Input data: Begin
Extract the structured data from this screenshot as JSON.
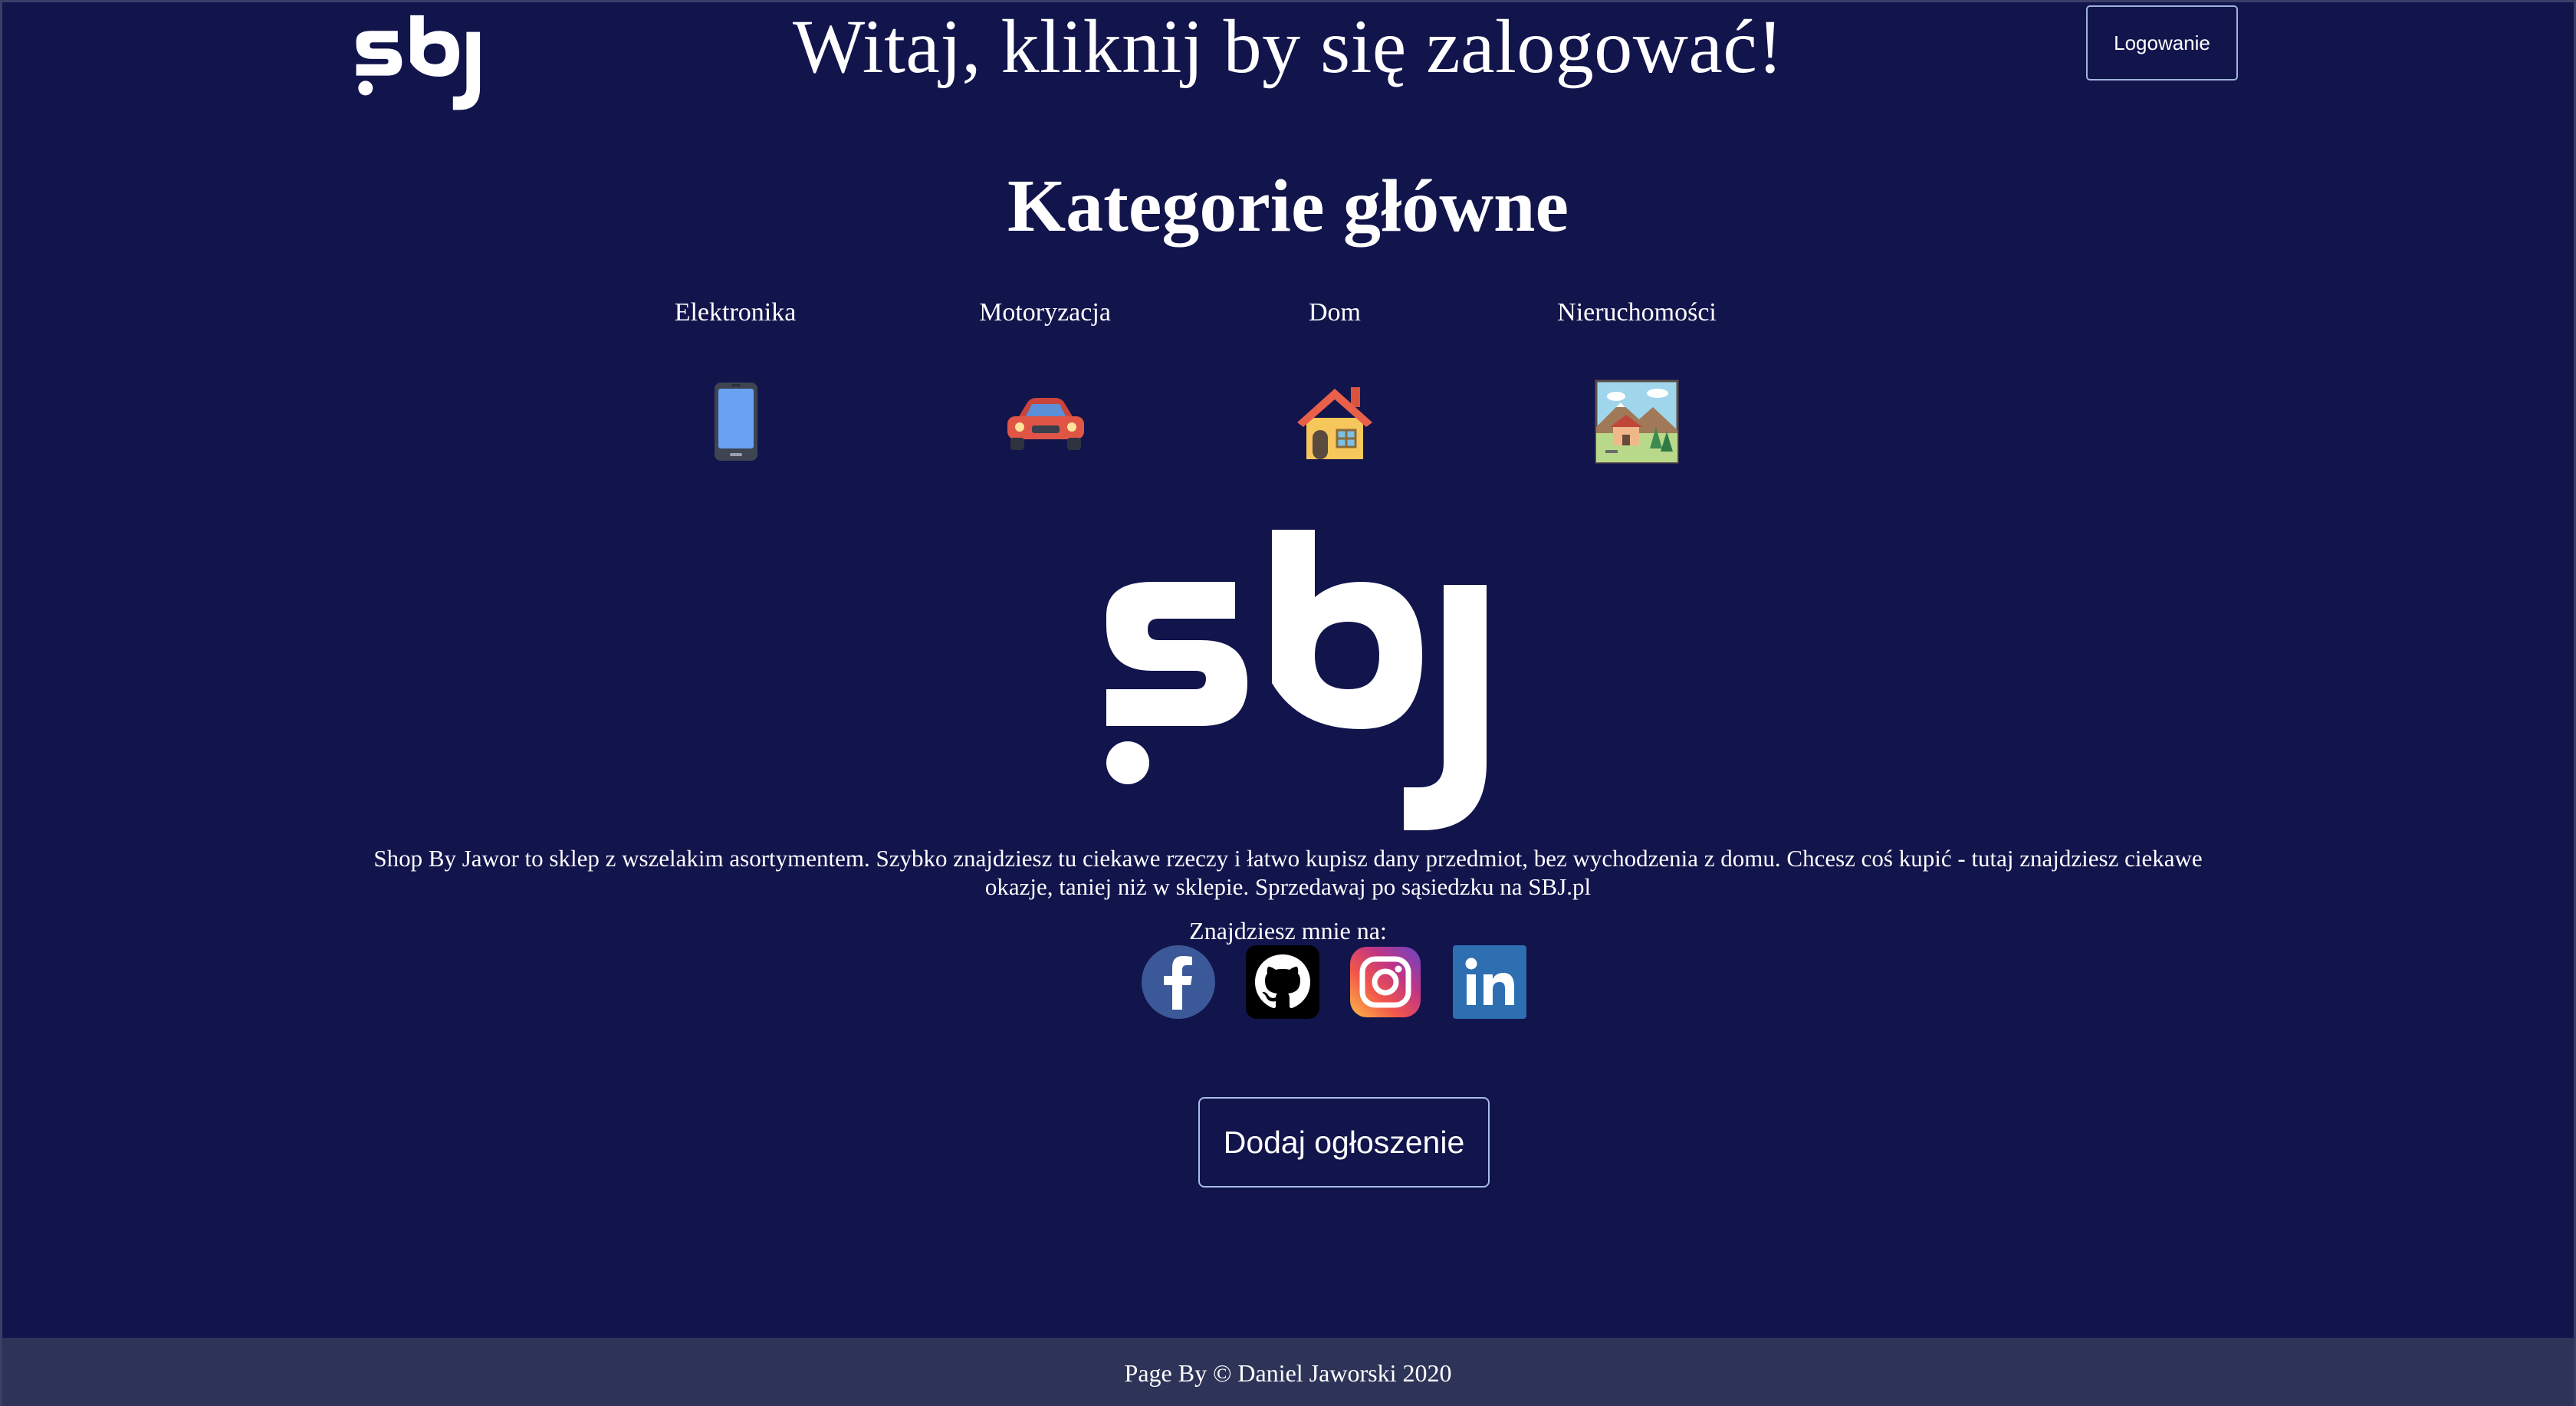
{
  "header": {
    "logo_text": "sbj",
    "greeting": "Witaj, kliknij by się zalogować!",
    "login_label": "Logowanie"
  },
  "categories": {
    "title": "Kategorie główne",
    "items": [
      {
        "label": "Elektronika",
        "icon": "smartphone-icon"
      },
      {
        "label": "Motoryzacja",
        "icon": "car-icon"
      },
      {
        "label": "Dom",
        "icon": "house-icon"
      },
      {
        "label": "Nieruchomości",
        "icon": "landscape-property-icon"
      }
    ]
  },
  "about": {
    "logo_text": "sbj",
    "description": "Shop By Jawor to sklep z wszelakim asortymentem. Szybko znajdziesz tu ciekawe rzeczy i łatwo kupisz dany przedmiot, bez wychodzenia z domu. Chcesz coś kupić - tutaj znajdziesz ciekawe okazje, taniej niż w sklepie. Sprzedawaj po sąsiedzku na SBJ.pl",
    "find_me": "Znajdziesz mnie na:",
    "social": [
      {
        "icon": "facebook-icon",
        "color": "#3b5998"
      },
      {
        "icon": "github-icon",
        "color": "#000000"
      },
      {
        "icon": "instagram-icon",
        "color": "#c13584"
      },
      {
        "icon": "linkedin-icon",
        "color": "#2d6fb1"
      }
    ]
  },
  "actions": {
    "add_listing": "Dodaj ogłoszenie"
  },
  "footer": {
    "text": "Page By © Daniel Jaworski 2020"
  },
  "colors": {
    "background": "#12144c",
    "footer_background": "#2e3458",
    "button_border": "#9fb3da"
  }
}
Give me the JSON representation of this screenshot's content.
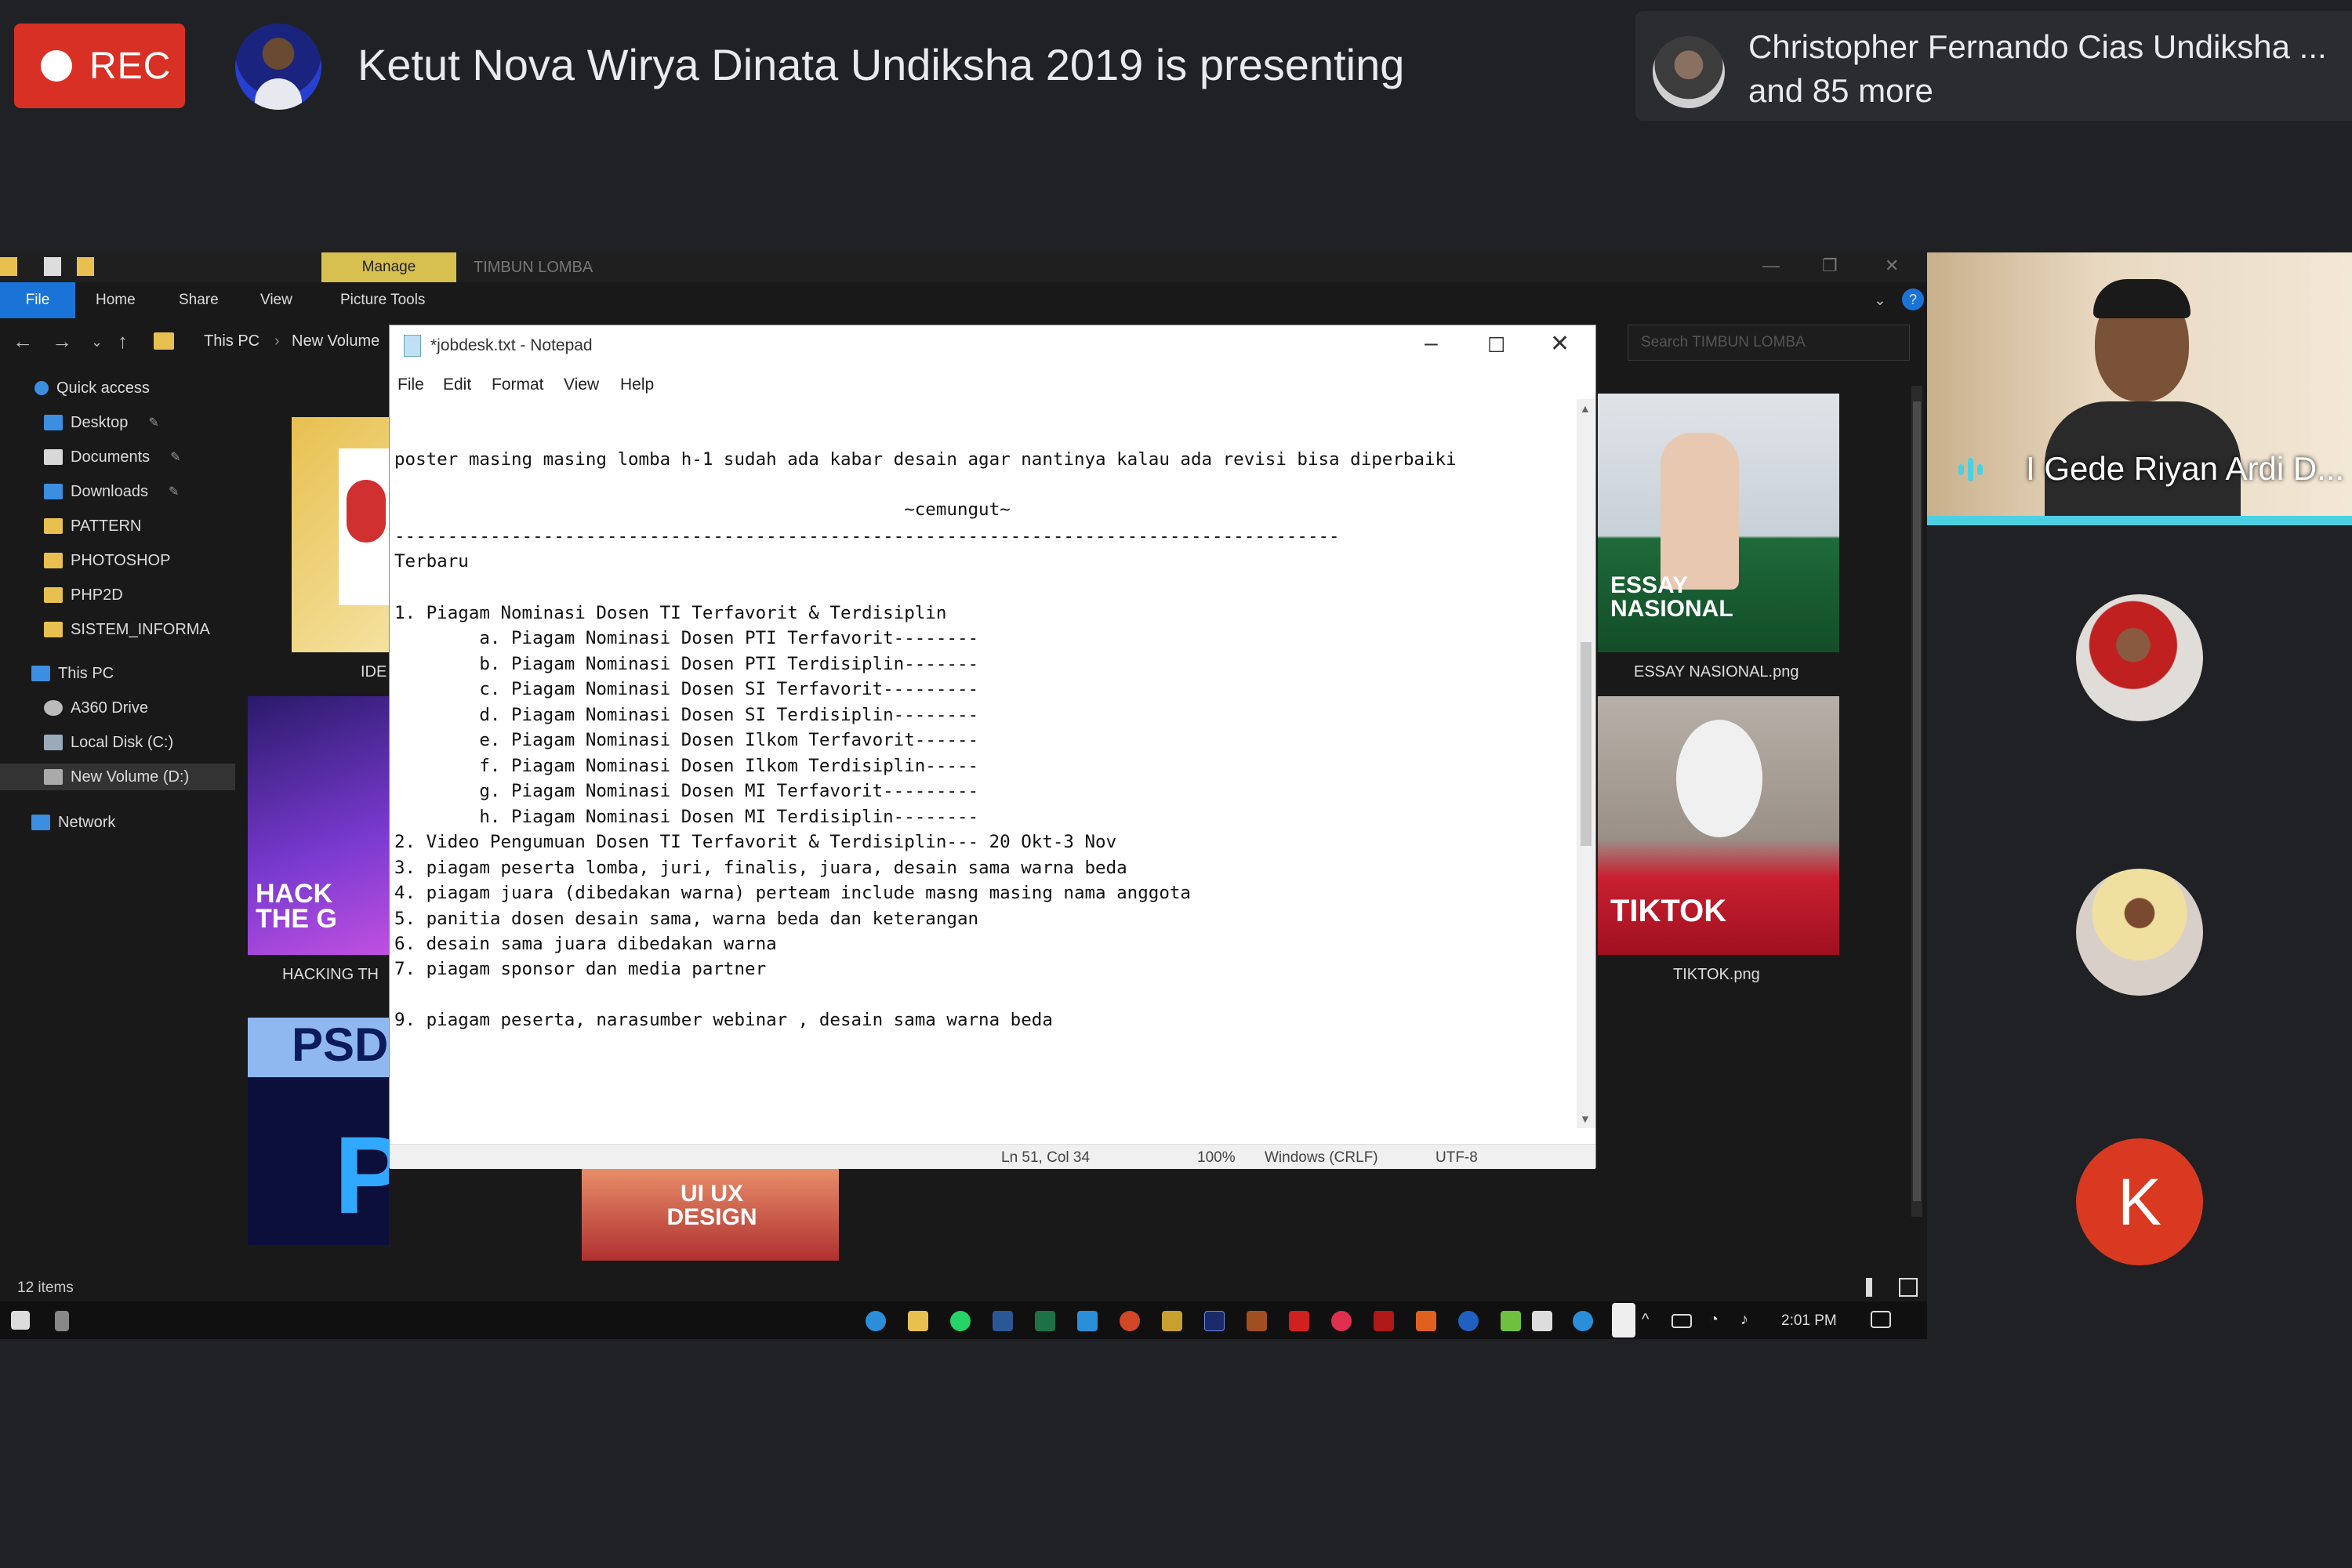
{
  "meet": {
    "rec_label": "REC",
    "presenting_text": "Ketut Nova Wirya Dinata Undiksha 2019 is presenting",
    "participants_line1": "Christopher Fernando Cias Undiksha ...",
    "participants_line2": "and 85 more",
    "self_name": "I Gede Riyan Ardi D...",
    "avatar_letter": "K",
    "accent_color": "#4dd0e1",
    "rec_color": "#d93025"
  },
  "explorer": {
    "window_title": "TIMBUN LOMBA",
    "manage_tab": "Manage",
    "ribbon_tabs": [
      "File",
      "Home",
      "Share",
      "View",
      "Picture Tools"
    ],
    "breadcrumb": [
      "This PC",
      "New Volume"
    ],
    "search_placeholder": "Search TIMBUN LOMBA",
    "nav": [
      "Quick access",
      "Desktop",
      "Documents",
      "Downloads",
      "PATTERN",
      "PHOTOSHOP",
      "PHP2D",
      "SISTEM_INFORMA",
      "This PC",
      "A360 Drive",
      "Local Disk (C:)",
      "New Volume (D:)",
      "Network"
    ],
    "files": {
      "essay": "ESSAY NASIONAL.png",
      "tiktok": "TIKTOK.png",
      "hacking": "HACKING TH",
      "ide": "IDE"
    },
    "thumb_text": {
      "essay_title": "ESSAY NASIONAL",
      "tiktok_title": "TIKTOK",
      "hacking_title": "HACK THE G",
      "psd": "PSD",
      "ps": "Ps",
      "uiux": "UI UX DESIGN"
    },
    "status_items": "12 items",
    "clock": "2:01 PM"
  },
  "notepad": {
    "title": "*jobdesk.txt - Notepad",
    "menu": [
      "File",
      "Edit",
      "Format",
      "View",
      "Help"
    ],
    "lines": [
      "poster masing masing lomba h-1 sudah ada kabar desain agar nantinya kalau ada revisi bisa diperbaiki",
      "                                                ~cemungut~",
      "-----------------------------------------------------------------------------------------",
      "Terbaru",
      "1. Piagam Nominasi Dosen TI Terfavorit & Terdisiplin",
      "        a. Piagam Nominasi Dosen PTI Terfavorit--------",
      "        b. Piagam Nominasi Dosen PTI Terdisiplin-------",
      "        c. Piagam Nominasi Dosen SI Terfavorit---------",
      "        d. Piagam Nominasi Dosen SI Terdisiplin--------",
      "        e. Piagam Nominasi Dosen Ilkom Terfavorit------",
      "        f. Piagam Nominasi Dosen Ilkom Terdisiplin-----",
      "        g. Piagam Nominasi Dosen MI Terfavorit---------",
      "        h. Piagam Nominasi Dosen MI Terdisiplin--------",
      "2. Video Pengumuan Dosen TI Terfavorit & Terdisiplin--- 20 Okt-3 Nov",
      "3. piagam peserta lomba, juri, finalis, juara, desain sama warna beda",
      "4. piagam juara (dibedakan warna) perteam include masng masing nama anggota",
      "5. panitia dosen desain sama, warna beda dan keterangan",
      "6. desain sama juara dibedakan warna",
      "7. piagam sponsor dan media partner",
      "",
      "9. piagam peserta, narasumber webinar , desain sama warna beda"
    ],
    "status": {
      "position": "Ln 51, Col 34",
      "zoom": "100%",
      "eol": "Windows (CRLF)",
      "encoding": "UTF-8"
    }
  }
}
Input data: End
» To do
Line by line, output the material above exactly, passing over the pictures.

» Result of the exercise
Extract the structured data from this screenshot as JSON.
{
  "header": {
    "logo_text": "sbj",
    "greeting": "Witaj, kliknij by się zalogować!",
    "login_label": "Logowanie"
  },
  "categories": {
    "title": "Kategorie główne",
    "items": [
      {
        "label": "Elektronika",
        "icon": "smartphone-icon"
      },
      {
        "label": "Motoryzacja",
        "icon": "car-icon"
      },
      {
        "label": "Dom",
        "icon": "house-icon"
      },
      {
        "label": "Nieruchomości",
        "icon": "landscape-property-icon"
      }
    ]
  },
  "about": {
    "logo_text": "sbj",
    "description": "Shop By Jawor to sklep z wszelakim asortymentem. Szybko znajdziesz tu ciekawe rzeczy i łatwo kupisz dany przedmiot, bez wychodzenia z domu. Chcesz coś kupić - tutaj znajdziesz ciekawe okazje, taniej niż w sklepie. Sprzedawaj po sąsiedzku na SBJ.pl",
    "find_me": "Znajdziesz mnie na:",
    "social": [
      {
        "icon": "facebook-icon",
        "color": "#3b5998"
      },
      {
        "icon": "github-icon",
        "color": "#000000"
      },
      {
        "icon": "instagram-icon",
        "color": "#c13584"
      },
      {
        "icon": "linkedin-icon",
        "color": "#2d6fb1"
      }
    ]
  },
  "actions": {
    "add_listing": "Dodaj ogłoszenie"
  },
  "footer": {
    "text": "Page By © Daniel Jaworski 2020"
  },
  "colors": {
    "background": "#12144c",
    "footer_background": "#2e3458",
    "button_border": "#9fb3da"
  }
}
Give me the JSON representation of this screenshot's content.
{
  "meet": {
    "rec_label": "REC",
    "presenting_text": "Ketut Nova Wirya Dinata Undiksha 2019 is presenting",
    "participants_line1": "Christopher Fernando Cias Undiksha ...",
    "participants_line2": "and 85 more",
    "self_name": "I Gede Riyan Ardi D...",
    "avatar_letter": "K",
    "accent_color": "#4dd0e1",
    "rec_color": "#d93025"
  },
  "explorer": {
    "window_title": "TIMBUN LOMBA",
    "manage_tab": "Manage",
    "ribbon_tabs": [
      "File",
      "Home",
      "Share",
      "View",
      "Picture Tools"
    ],
    "breadcrumb": [
      "This PC",
      "New Volume"
    ],
    "search_placeholder": "Search TIMBUN LOMBA",
    "nav": [
      "Quick access",
      "Desktop",
      "Documents",
      "Downloads",
      "PATTERN",
      "PHOTOSHOP",
      "PHP2D",
      "SISTEM_INFORMA",
      "This PC",
      "A360 Drive",
      "Local Disk (C:)",
      "New Volume (D:)",
      "Network"
    ],
    "files": {
      "essay": "ESSAY NASIONAL.png",
      "tiktok": "TIKTOK.png",
      "hacking": "HACKING TH",
      "ide": "IDE"
    },
    "thumb_text": {
      "essay_title": "ESSAY NASIONAL",
      "tiktok_title": "TIKTOK",
      "hacking_title": "HACK THE G",
      "psd": "PSD",
      "ps": "Ps",
      "uiux": "UI UX DESIGN"
    },
    "status_items": "12 items",
    "clock": "2:01 PM"
  },
  "notepad": {
    "title": "*jobdesk.txt - Notepad",
    "menu": [
      "File",
      "Edit",
      "Format",
      "View",
      "Help"
    ],
    "lines": [
      "poster masing masing lomba h-1 sudah ada kabar desain agar nantinya kalau ada revisi bisa diperbaiki",
      "                                                ~cemungut~",
      "-----------------------------------------------------------------------------------------",
      "Terbaru",
      "1. Piagam Nominasi Dosen TI Terfavorit & Terdisiplin",
      "        a. Piagam Nominasi Dosen PTI Terfavorit--------",
      "        b. Piagam Nominasi Dosen PTI Terdisiplin-------",
      "        c. Piagam Nominasi Dosen SI Terfavorit---------",
      "        d. Piagam Nominasi Dosen SI Terdisiplin--------",
      "        e. Piagam Nominasi Dosen Ilkom Terfavorit------",
      "        f. Piagam Nominasi Dosen Ilkom Terdisiplin-----",
      "        g. Piagam Nominasi Dosen MI Terfavorit---------",
      "        h. Piagam Nominasi Dosen MI Terdisiplin--------",
      "2. Video Pengumuan Dosen TI Terfavorit & Terdisiplin--- 20 Okt-3 Nov",
      "3. piagam peserta lomba, juri, finalis, juara, desain sama warna beda",
      "4. piagam juara (dibedakan warna) perteam include masng masing nama anggota",
      "5. panitia dosen desain sama, warna beda dan keterangan",
      "6. desain sama juara dibedakan warna",
      "7. piagam sponsor dan media partner",
      "",
      "9. piagam peserta, narasumber webinar , desain sama warna beda"
    ],
    "status": {
      "position": "Ln 51, Col 34",
      "zoom": "100%",
      "eol": "Windows (CRLF)",
      "encoding": "UTF-8"
    }
  }
}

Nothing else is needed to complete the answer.